REQUIRED WORK:
Within the records below, find each line with the word "step" and copy it out.

DATA FOR PROCESSING START

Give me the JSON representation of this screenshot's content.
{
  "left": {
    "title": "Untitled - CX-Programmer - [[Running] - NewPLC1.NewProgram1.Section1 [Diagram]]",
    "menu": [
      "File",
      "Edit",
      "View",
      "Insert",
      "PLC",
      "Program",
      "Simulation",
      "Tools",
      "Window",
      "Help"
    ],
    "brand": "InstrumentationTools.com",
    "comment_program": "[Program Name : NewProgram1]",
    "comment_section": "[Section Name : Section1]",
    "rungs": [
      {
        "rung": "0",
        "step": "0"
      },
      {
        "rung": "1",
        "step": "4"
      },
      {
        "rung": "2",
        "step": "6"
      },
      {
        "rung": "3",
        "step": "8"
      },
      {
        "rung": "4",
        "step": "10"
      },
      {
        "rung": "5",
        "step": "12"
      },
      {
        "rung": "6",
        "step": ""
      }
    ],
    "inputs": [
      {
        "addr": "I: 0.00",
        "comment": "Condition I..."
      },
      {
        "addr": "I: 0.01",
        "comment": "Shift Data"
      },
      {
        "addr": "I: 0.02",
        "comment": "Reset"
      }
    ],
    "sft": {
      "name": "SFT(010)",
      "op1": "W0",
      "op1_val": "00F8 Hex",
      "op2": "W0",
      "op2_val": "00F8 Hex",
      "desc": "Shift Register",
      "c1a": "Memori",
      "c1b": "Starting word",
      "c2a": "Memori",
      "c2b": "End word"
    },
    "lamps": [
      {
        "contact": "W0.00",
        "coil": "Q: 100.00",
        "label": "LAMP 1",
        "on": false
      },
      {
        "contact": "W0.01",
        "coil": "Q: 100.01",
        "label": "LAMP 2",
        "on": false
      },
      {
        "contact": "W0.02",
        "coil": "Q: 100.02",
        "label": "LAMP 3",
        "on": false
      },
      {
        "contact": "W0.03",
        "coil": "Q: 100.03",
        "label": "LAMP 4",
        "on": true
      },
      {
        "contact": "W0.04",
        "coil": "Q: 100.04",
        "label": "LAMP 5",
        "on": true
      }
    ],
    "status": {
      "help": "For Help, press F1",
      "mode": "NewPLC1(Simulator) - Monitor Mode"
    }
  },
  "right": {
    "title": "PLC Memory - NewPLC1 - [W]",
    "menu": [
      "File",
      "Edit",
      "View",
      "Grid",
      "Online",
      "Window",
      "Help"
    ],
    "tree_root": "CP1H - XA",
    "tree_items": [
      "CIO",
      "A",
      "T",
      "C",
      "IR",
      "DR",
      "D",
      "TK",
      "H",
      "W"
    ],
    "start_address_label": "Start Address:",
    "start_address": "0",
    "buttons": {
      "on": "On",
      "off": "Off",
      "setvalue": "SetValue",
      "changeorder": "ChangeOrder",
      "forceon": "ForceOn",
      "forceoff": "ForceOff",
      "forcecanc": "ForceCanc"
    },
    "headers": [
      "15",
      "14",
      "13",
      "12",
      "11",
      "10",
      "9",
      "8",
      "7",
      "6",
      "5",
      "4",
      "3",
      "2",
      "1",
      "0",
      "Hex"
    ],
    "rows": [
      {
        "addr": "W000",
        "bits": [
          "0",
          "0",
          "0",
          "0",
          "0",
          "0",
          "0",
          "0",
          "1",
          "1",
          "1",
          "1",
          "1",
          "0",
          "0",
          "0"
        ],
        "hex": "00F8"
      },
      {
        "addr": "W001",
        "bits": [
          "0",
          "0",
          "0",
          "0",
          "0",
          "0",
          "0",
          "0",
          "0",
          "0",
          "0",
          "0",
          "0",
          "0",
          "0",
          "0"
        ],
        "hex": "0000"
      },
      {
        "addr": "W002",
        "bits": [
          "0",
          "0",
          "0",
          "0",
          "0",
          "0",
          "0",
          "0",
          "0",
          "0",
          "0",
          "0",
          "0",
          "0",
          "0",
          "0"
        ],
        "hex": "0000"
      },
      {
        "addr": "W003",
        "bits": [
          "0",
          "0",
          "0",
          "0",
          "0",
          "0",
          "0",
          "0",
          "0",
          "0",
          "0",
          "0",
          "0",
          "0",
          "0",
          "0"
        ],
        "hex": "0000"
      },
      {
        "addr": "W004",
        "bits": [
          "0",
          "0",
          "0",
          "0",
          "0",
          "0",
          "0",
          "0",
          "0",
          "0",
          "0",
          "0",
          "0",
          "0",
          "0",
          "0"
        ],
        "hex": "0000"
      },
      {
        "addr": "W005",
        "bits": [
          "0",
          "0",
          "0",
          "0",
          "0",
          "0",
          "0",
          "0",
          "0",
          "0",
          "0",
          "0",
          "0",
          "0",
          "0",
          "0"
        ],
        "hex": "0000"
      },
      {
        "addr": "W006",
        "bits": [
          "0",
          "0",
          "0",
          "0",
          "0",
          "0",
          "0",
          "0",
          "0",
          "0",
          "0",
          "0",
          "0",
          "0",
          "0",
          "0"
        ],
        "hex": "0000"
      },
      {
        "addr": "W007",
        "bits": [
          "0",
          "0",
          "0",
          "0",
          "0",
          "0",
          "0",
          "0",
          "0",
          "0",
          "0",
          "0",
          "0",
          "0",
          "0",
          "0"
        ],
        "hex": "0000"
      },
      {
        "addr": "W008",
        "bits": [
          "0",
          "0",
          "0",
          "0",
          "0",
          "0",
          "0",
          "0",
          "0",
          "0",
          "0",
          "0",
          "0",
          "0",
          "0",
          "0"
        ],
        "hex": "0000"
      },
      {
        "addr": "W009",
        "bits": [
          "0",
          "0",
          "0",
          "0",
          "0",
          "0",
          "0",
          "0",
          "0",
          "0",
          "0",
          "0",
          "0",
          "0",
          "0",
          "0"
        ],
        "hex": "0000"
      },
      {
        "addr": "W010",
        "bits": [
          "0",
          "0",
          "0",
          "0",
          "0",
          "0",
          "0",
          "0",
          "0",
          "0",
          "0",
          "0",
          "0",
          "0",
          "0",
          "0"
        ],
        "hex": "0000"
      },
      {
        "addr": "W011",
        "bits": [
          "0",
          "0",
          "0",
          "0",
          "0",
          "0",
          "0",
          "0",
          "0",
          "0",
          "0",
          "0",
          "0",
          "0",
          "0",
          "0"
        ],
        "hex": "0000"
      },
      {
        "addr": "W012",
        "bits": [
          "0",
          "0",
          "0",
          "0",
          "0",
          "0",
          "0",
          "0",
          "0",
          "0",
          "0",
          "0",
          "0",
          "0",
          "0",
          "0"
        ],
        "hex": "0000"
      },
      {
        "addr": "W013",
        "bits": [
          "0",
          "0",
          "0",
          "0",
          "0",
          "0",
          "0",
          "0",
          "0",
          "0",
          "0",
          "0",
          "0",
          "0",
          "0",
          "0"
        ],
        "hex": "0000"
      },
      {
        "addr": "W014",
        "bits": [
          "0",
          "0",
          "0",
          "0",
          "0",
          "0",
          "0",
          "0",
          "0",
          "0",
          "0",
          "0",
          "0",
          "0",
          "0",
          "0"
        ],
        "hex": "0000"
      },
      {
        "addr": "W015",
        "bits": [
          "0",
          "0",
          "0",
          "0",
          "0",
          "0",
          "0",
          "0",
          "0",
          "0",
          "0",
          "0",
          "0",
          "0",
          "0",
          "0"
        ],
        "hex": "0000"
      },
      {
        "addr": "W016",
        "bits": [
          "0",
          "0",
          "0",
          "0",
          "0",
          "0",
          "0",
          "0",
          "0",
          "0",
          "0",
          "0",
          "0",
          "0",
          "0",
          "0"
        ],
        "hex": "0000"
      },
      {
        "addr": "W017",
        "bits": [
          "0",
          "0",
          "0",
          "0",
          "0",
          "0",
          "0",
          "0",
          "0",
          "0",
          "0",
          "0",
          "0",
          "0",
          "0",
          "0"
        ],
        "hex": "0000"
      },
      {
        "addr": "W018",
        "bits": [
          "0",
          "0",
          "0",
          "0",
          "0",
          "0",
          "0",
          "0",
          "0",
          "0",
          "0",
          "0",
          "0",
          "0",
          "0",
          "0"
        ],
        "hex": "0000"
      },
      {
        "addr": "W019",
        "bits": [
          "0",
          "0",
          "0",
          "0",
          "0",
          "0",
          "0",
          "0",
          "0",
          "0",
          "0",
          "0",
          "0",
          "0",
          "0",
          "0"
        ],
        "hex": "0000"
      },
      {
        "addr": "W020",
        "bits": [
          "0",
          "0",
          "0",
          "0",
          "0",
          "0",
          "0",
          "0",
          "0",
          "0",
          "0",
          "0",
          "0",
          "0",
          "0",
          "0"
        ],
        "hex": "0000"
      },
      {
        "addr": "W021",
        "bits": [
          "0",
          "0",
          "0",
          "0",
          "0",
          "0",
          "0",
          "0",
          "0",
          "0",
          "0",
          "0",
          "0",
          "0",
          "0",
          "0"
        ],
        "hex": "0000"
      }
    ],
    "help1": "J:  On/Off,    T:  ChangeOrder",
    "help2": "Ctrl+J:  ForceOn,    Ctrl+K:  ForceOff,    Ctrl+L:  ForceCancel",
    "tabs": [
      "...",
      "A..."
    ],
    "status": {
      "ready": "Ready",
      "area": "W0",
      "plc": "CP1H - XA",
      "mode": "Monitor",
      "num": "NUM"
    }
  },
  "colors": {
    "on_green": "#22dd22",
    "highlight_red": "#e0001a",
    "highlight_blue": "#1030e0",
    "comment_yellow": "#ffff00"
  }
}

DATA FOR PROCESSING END

RESPONSE:
        "step": "0"
        "step": "4"
        "step": "6"
        "step": "8"
        "step": "10"
        "step": "12"
        "step": ""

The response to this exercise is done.